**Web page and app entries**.

━━━━━━━━

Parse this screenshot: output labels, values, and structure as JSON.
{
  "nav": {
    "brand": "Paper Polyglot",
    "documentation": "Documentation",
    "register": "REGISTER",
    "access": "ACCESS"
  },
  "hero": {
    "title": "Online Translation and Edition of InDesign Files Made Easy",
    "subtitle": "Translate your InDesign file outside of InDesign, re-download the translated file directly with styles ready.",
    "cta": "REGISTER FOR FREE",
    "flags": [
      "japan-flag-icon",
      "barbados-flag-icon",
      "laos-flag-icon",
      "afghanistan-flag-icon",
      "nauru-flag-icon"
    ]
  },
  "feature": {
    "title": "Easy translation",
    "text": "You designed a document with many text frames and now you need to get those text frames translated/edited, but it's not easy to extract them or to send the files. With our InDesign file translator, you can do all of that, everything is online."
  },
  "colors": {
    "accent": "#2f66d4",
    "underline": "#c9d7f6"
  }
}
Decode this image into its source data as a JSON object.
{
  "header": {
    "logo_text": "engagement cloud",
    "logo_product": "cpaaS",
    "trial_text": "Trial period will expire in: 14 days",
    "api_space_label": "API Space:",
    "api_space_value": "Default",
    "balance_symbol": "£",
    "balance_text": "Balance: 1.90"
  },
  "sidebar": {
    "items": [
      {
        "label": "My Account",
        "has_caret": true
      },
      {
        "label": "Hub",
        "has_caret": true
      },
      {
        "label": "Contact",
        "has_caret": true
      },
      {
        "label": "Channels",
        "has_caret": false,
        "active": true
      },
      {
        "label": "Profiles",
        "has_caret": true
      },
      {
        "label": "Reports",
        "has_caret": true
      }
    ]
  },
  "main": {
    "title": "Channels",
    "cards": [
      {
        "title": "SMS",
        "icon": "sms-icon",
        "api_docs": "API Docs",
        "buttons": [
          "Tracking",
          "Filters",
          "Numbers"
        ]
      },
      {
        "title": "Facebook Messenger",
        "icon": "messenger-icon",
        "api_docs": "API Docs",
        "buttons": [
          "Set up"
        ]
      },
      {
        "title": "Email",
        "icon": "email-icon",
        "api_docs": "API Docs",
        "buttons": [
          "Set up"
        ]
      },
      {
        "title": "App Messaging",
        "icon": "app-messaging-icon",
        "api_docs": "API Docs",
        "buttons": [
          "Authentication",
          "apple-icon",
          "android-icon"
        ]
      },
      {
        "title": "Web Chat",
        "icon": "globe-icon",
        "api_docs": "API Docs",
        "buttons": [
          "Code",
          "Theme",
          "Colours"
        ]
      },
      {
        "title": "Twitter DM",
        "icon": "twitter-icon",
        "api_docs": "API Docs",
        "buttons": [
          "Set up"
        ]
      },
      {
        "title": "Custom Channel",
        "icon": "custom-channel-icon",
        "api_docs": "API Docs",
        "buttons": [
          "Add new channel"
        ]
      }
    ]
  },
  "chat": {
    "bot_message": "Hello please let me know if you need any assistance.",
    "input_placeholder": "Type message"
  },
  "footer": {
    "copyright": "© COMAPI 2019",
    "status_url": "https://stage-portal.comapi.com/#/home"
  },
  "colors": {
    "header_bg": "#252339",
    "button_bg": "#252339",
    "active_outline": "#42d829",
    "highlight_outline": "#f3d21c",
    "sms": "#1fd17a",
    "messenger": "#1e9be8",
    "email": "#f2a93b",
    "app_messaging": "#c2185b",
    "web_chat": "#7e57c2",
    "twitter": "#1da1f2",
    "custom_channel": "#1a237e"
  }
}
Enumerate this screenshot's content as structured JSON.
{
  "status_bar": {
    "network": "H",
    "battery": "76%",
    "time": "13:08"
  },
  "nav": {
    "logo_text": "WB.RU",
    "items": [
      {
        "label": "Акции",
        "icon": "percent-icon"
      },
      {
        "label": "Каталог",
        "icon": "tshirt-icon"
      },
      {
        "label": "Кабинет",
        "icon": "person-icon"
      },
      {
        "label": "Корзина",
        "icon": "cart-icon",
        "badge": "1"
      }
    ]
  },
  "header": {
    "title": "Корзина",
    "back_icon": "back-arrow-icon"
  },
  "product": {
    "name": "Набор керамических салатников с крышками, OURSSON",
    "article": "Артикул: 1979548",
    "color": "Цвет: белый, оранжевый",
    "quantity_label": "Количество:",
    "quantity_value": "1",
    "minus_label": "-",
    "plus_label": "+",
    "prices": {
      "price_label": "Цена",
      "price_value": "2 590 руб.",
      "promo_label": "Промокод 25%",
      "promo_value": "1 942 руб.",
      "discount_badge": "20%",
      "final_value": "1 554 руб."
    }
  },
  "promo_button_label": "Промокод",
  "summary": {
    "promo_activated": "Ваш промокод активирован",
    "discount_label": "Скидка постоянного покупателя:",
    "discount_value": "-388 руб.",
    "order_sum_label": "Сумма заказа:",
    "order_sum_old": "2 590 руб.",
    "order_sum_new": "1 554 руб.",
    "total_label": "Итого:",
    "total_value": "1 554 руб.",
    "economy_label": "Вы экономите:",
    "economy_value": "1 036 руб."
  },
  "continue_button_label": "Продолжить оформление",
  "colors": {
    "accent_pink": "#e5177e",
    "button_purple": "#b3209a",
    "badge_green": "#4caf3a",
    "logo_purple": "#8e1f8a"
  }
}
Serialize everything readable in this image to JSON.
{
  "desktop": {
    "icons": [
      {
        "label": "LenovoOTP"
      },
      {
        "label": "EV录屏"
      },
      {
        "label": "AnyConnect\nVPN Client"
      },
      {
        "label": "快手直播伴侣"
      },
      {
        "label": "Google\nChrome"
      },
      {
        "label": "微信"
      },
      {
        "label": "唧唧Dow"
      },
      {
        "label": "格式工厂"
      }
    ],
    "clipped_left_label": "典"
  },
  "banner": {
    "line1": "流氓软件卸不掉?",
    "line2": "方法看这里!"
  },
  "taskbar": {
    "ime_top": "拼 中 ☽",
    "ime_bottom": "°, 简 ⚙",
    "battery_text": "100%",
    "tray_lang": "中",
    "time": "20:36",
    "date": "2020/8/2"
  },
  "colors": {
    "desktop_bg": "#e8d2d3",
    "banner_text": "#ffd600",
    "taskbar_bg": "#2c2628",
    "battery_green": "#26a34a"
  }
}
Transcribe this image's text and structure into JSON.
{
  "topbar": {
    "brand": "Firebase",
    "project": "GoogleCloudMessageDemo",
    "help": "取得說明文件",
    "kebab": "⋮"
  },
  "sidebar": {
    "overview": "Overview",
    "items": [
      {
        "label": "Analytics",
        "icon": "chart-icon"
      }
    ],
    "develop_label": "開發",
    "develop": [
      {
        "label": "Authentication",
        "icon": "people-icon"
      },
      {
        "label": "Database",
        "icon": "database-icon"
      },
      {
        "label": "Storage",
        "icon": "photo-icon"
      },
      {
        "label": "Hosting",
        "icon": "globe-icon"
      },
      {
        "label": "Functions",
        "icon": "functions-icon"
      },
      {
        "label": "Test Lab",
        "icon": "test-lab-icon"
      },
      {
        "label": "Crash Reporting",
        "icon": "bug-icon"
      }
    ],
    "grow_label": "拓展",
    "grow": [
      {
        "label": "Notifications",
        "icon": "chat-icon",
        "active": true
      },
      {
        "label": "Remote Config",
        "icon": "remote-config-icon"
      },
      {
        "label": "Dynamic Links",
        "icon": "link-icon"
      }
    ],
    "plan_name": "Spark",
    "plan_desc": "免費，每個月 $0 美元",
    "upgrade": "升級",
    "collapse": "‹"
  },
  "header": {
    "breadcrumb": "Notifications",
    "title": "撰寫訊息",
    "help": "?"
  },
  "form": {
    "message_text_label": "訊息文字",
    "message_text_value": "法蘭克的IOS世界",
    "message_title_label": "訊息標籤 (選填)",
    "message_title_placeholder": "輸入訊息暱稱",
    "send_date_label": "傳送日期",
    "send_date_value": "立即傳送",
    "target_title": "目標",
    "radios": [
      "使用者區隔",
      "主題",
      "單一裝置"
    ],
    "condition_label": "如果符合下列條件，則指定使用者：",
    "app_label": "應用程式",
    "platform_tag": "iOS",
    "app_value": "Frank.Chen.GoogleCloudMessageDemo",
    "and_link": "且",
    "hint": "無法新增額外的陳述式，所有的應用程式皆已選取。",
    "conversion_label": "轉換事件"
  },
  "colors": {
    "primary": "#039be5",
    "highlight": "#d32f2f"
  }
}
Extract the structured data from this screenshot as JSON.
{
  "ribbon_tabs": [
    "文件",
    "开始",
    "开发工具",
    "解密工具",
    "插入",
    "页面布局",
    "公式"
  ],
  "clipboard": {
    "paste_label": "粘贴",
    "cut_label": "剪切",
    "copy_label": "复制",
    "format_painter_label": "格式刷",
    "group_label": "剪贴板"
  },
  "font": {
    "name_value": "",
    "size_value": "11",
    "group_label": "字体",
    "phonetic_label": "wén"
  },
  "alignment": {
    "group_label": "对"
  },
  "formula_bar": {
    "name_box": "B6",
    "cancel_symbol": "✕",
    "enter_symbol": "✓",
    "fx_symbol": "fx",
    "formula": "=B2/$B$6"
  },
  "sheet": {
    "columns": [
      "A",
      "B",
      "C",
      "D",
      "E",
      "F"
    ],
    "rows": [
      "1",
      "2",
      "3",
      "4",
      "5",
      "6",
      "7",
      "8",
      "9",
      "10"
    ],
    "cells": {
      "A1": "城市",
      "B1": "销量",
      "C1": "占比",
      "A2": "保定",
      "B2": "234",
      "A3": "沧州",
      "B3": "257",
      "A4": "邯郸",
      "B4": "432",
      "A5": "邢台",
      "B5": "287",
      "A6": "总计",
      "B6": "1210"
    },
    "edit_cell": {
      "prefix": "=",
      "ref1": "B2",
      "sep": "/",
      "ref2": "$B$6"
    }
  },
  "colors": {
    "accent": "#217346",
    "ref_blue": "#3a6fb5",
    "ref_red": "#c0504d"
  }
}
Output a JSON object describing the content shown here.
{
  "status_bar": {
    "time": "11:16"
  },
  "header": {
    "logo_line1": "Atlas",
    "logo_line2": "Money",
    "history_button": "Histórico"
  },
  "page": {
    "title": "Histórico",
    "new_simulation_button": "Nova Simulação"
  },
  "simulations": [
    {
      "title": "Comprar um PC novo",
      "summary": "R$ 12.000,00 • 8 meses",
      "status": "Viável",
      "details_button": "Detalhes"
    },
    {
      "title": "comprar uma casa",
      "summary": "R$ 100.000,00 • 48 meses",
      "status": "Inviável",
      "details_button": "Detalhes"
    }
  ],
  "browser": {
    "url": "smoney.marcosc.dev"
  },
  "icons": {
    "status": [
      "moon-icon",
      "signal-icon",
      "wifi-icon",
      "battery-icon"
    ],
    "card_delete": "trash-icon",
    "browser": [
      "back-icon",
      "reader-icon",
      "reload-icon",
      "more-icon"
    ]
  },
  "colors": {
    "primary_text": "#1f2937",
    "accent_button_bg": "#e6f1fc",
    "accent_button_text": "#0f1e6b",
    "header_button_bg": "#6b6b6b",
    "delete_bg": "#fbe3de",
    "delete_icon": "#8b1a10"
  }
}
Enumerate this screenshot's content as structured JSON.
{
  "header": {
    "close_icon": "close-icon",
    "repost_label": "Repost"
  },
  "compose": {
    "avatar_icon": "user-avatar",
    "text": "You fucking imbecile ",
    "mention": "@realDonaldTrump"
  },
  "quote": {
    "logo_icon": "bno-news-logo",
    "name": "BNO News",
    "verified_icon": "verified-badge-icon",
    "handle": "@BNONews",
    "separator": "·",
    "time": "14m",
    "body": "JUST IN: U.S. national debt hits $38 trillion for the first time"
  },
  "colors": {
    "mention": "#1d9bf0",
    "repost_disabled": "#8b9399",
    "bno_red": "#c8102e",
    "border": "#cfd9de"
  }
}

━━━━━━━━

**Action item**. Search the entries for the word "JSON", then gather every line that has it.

**Response below**.
Parse this screenshot: output labels, values, and structure as JSON.
Decode this image into its source data as a JSON object.
Enumerate this screenshot's content as structured JSON.
Serialize everything readable in this image to JSON.
Transcribe this image's text and structure into JSON.
Extract the structured data from this screenshot as JSON.
Output a JSON object describing the content shown here.
Enumerate this screenshot's content as structured JSON.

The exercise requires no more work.